I am learning Calculus. I have read a proof from MIT OpenCourseware on how differentiability implies continuity. Here's the link (https://ocw.mit.edu/courses/mathematics/18-01sc-single-variable-calculus-fall-2010/1.-differentiation/part-a-definition-and-basic-rules/session-5-discontinuity/MIT18_01SCF10_Ses5e.pdf).
I get the proof. Or rather, I understand why all the steps of the proof are true.
But I don't understand why all these steps prove that a function that is differentiable is continuous. It seems to me the author just took the derivative equation/limit, then rearranged it into the continuity definition.

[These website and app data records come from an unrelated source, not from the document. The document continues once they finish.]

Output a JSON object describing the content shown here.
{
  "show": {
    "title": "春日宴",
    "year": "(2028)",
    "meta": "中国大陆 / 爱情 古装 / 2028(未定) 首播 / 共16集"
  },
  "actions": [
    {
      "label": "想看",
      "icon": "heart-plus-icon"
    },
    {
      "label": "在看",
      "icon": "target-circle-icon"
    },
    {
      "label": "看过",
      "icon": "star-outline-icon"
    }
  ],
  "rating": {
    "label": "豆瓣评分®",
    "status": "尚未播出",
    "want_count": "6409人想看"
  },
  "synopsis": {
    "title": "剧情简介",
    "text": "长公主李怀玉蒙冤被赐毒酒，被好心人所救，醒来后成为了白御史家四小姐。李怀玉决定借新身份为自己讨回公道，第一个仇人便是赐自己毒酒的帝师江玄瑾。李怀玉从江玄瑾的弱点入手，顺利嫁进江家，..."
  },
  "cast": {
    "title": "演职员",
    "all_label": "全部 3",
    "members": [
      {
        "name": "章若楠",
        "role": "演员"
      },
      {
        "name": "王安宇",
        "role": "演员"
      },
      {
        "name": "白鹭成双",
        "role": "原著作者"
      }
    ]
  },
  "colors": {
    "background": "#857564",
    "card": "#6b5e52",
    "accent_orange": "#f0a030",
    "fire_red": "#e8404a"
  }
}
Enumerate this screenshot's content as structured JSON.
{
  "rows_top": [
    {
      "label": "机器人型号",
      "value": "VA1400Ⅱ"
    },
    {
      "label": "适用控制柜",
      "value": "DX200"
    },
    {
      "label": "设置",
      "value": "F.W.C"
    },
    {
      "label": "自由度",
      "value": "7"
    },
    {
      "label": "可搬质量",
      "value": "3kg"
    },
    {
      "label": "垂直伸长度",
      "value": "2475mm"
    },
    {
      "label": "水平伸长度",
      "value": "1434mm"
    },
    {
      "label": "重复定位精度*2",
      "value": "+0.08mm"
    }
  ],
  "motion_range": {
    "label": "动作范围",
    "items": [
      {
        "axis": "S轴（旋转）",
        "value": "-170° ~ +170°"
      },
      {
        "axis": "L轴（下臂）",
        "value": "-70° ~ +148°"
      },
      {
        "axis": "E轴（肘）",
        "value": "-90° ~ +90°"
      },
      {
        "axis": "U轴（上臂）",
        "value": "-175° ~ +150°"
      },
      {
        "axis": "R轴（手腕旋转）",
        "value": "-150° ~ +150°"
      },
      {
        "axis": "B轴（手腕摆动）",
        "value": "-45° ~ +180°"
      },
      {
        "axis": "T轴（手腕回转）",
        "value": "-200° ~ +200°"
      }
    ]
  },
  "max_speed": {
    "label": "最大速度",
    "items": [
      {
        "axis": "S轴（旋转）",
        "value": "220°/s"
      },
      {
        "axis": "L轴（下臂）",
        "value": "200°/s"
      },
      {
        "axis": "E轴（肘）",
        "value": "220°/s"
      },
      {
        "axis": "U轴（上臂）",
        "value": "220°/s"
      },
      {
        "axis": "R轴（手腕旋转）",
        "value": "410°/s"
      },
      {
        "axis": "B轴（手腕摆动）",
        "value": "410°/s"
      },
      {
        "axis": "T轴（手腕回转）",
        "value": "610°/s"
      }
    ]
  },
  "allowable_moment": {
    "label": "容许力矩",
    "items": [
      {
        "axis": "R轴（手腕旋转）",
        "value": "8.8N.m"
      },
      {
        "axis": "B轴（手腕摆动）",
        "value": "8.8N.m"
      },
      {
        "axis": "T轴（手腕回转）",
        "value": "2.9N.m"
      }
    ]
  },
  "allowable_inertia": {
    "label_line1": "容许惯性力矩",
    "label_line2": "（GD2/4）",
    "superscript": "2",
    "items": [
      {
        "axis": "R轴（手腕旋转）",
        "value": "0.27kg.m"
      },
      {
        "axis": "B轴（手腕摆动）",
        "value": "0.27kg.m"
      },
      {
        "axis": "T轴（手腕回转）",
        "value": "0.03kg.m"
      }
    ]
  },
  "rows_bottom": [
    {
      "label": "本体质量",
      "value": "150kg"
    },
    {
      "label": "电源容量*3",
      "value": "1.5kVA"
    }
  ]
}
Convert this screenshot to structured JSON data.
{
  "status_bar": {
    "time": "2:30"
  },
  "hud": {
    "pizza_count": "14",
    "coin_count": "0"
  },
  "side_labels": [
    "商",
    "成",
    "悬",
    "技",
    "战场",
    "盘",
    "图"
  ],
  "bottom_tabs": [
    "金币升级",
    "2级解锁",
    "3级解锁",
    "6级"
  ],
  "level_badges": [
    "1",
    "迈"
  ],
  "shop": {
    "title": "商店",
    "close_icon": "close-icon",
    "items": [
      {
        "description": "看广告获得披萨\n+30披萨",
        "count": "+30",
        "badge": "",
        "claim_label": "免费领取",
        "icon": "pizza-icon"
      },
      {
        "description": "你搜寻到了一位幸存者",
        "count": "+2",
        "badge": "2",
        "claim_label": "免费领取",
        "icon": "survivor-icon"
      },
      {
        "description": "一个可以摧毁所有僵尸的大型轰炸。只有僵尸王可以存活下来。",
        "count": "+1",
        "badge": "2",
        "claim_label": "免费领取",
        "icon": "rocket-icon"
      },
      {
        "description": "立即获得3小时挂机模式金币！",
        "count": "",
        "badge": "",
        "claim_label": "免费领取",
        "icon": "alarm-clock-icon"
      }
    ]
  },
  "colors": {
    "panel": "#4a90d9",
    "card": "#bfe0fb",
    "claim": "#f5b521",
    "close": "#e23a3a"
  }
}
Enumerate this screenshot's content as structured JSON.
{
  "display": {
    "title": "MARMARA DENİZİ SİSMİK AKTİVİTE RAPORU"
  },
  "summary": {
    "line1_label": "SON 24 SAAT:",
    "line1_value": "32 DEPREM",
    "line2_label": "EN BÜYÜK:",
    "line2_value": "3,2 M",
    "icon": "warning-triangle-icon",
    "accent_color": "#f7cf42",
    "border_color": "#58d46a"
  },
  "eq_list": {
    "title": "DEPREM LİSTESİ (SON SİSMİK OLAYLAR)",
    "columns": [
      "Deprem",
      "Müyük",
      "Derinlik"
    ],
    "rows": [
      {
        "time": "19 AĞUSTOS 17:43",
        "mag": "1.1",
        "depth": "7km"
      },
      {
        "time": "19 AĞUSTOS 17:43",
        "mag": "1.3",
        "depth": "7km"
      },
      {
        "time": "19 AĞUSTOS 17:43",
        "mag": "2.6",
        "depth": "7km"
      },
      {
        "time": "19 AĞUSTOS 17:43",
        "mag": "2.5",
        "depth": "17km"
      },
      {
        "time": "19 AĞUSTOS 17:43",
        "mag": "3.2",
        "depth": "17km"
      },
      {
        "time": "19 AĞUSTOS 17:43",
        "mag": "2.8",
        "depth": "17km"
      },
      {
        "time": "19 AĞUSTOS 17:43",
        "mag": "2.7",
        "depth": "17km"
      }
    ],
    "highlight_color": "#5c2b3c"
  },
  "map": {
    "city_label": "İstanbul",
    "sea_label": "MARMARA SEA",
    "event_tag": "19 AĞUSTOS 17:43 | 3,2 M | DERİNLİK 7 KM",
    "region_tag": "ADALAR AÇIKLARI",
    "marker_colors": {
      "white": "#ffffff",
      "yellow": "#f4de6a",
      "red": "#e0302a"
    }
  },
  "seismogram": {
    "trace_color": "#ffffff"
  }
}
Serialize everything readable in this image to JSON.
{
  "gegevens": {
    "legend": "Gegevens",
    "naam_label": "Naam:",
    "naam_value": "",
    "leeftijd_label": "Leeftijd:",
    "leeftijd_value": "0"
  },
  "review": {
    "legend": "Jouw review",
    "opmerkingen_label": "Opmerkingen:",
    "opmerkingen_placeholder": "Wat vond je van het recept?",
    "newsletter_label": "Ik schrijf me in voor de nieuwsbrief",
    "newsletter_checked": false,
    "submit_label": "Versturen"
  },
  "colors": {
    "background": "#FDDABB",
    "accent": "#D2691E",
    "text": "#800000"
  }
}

Can someone explain to me, how being able to rearrange the derivative to form the continuity definition proves that differentiability = continuity? Can this be done without epsilon delta proofs and any knowledge of proof theory? Thank you!